So she bought herself some time. In May, facing the biological threshold of age 35, when a woman's fertility takes a steep dive, she went to the California Pacific Fertility Center in San Francisco and had 14 eggs removed and frozen for future use.
For Manning, those eggs represent an insurance policy of sorts. Even though she's not sure she will ever use them. Even though there's no guarantee any of the eggs will one day provide a baby. Even though she paid dearly for them.
That $12,000, she says, bought peace of mind.
"I don't know what the future holds, but I feel like I can look back years from now and know no matter what happened, that I did what I could," she said. It also means that if she meets a potential partner, there's less pressure to jump into a relationship just to have kids: "I can think more about if he's the right person."
Manning is among a small but growing number of women who have seized on recent advances in "oocyte cryopreservation" to widen the window of time for starting a family.
Over the past decade, clinics that provide reproductive services such as in vitro fertilization have offered egg-freezing to women facing chemotherapy for cancer or other medical issues that could affect their fertility.
In the past few years, however, the technology has improved to the point that it's no longer deemed "experimental," and clinics have begun touting it as an option for women who delay starting families in order to pursue advanced degrees, build their careers or meet a suitable partner.
"Fifty years ago, women would graduate high school or college, go ahead and have kids and be done with childbearing by age 40," said Dr. Phillip Chenette of the Pacific Fertility Center. "Now women's careers are taking off in their 30s, but that's also the time when fertility is declining in a straight line."
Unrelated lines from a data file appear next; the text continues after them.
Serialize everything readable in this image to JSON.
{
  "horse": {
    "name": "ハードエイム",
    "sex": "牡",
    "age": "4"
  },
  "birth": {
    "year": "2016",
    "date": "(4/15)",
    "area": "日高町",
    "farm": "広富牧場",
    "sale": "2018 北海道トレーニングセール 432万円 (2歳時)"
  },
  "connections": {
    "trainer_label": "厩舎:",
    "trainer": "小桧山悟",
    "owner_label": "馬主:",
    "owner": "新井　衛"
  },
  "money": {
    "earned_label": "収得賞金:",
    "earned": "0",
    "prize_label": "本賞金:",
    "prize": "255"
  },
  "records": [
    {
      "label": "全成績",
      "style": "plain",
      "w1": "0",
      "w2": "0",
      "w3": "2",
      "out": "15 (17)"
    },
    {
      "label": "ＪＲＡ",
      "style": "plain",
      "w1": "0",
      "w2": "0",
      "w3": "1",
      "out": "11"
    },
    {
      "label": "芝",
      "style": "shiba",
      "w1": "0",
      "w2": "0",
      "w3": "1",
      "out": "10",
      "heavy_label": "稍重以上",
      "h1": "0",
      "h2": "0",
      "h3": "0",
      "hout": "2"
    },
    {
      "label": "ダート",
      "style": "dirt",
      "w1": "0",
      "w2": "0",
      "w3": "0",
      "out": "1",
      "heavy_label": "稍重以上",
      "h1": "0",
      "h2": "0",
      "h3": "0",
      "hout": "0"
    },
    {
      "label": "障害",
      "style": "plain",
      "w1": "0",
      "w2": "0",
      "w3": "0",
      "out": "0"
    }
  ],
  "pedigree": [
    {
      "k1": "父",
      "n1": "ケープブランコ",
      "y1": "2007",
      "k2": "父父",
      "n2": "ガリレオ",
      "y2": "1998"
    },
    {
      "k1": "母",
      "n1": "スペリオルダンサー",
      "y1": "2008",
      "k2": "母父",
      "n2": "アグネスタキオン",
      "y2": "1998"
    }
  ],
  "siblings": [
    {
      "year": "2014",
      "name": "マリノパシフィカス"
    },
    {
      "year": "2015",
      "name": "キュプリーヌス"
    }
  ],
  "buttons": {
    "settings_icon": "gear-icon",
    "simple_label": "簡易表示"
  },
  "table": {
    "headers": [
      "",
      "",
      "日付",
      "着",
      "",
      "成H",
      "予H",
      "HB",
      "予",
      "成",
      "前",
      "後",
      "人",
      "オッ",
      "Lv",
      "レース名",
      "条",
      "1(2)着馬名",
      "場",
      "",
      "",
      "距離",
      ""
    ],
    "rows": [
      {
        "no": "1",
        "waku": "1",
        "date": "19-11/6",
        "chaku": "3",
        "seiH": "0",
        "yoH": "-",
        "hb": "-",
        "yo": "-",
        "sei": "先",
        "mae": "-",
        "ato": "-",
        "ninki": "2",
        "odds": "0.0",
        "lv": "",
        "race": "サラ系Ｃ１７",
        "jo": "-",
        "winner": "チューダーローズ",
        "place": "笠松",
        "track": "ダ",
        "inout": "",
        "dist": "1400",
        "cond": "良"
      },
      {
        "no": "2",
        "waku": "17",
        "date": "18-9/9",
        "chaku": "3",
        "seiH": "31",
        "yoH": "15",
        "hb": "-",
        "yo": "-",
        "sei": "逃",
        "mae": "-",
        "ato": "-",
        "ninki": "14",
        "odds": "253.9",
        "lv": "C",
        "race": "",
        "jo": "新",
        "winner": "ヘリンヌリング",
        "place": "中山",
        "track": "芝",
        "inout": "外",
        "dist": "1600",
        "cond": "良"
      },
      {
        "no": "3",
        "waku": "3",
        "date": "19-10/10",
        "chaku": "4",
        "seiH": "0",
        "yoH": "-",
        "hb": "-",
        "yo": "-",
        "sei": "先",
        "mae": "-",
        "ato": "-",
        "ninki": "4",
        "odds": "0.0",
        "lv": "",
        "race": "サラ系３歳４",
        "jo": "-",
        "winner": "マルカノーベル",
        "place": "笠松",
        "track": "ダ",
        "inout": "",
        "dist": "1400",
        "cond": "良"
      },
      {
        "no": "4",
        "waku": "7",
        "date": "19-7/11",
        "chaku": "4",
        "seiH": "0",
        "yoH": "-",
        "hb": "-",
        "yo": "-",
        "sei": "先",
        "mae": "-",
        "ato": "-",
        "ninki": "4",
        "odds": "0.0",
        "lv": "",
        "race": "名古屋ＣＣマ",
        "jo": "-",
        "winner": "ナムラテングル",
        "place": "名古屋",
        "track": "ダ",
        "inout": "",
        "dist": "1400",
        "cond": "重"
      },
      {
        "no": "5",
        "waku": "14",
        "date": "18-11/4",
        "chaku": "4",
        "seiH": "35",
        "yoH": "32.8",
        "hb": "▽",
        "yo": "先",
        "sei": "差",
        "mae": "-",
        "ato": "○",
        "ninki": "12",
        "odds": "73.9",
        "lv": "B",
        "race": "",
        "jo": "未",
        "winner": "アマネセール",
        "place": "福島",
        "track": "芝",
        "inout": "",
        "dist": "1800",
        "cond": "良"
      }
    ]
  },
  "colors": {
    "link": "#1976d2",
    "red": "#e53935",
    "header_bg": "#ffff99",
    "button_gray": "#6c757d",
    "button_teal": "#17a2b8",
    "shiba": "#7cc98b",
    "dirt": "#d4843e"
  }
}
About half of all women older than 40 have fertility problems, according to the American Society of Reproductive Medicine, and older eggs carry increased risks of chromosomal abnormalities that can cause miscarriage and birth defects. For this reason, women in this age group have much more success using donor eggs when undergoing in vitro fertilization, the Centers for Disease Control and Prevention reports.
Egg-freezing allows women to preserve their own genetic material for future in vitro fertilization, an option that in some ways gives them more control over their reproductive futures.